In the current scenario, the players who could be overlooked are the potential late-round selections or post-draft free agents. They usually display their skills at pro days or try to impress prospective employers when they visit teams for in-person interviews. Those opportunities were unavailable this year, affecting not only those players, but the teams who are interested in drafting or signing them.
But the Giants have adjusted well.
"The biggest part of our evaluation, obviously, is from the tape," Pettit said. "We always use the pro days and the combine as just a supplement, another spoke in the wheel, just to validate what we thought that they showed on tape. The players that didn't show up at those places and the pro days we couldn't get to, the players have done a good job and the scouts have done a good job of reaching out. We'll get videos of them doing some pro days, but it's not the same. Again, we have to go back to what we really base the majority of our evaluation on, and that's the tape. That's why we've spent the last month really going back and digging into the film, looking at it from a different lens maybe, and that's kind of helped get some of that information for us."
The process has been assisted by Judge's staff, which includes seven assistants who recently coached in college football, including six who joined the team directly from the college ranks.

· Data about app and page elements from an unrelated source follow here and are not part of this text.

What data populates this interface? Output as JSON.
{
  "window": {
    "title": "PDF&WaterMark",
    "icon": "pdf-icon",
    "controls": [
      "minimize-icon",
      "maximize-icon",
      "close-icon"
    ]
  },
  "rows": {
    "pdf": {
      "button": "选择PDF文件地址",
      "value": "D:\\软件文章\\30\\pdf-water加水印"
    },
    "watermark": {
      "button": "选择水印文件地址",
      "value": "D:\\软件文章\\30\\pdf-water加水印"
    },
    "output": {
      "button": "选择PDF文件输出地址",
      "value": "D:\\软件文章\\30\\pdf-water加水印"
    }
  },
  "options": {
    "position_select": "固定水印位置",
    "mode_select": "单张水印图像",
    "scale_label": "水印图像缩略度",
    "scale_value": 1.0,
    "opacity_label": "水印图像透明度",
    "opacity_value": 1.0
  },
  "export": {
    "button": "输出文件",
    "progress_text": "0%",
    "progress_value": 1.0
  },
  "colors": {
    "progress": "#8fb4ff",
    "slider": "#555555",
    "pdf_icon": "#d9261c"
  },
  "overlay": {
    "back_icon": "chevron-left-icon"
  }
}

"I'll tell you what, it's a big help," Gettleman said. "If you think about it, we hired (former University of Alabama running backs coach) Burton Burns … to coach the running backs, so just think about all of the insight we get into the 'Bama kids. Obviously, a number of our coaches are coming directly from the Southeast Conference. So, you've got great contacts. It's very helpful, it gives you insight, all of the information. Our college scouts do a great job of digging out information, so between the information the college scouts have, and Burton, and fellas like that that we've hired that are coming from college, it really gives us a good in."

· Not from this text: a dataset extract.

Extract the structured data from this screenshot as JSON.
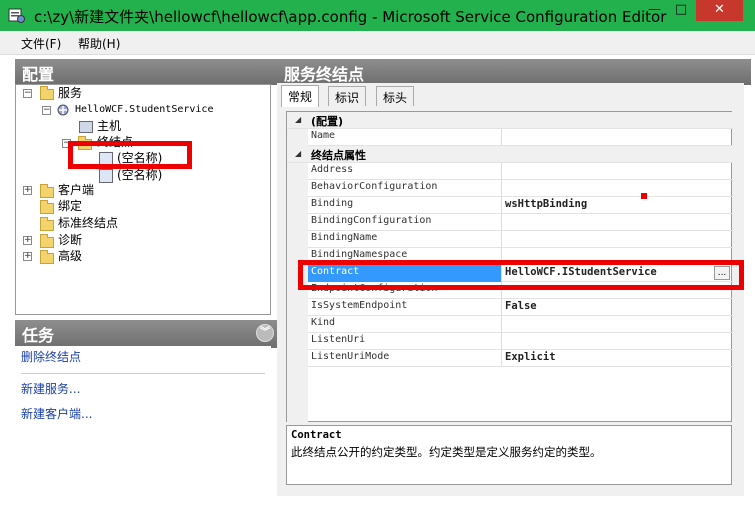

During the draft's seven rounds, the Giants must take advantage of it.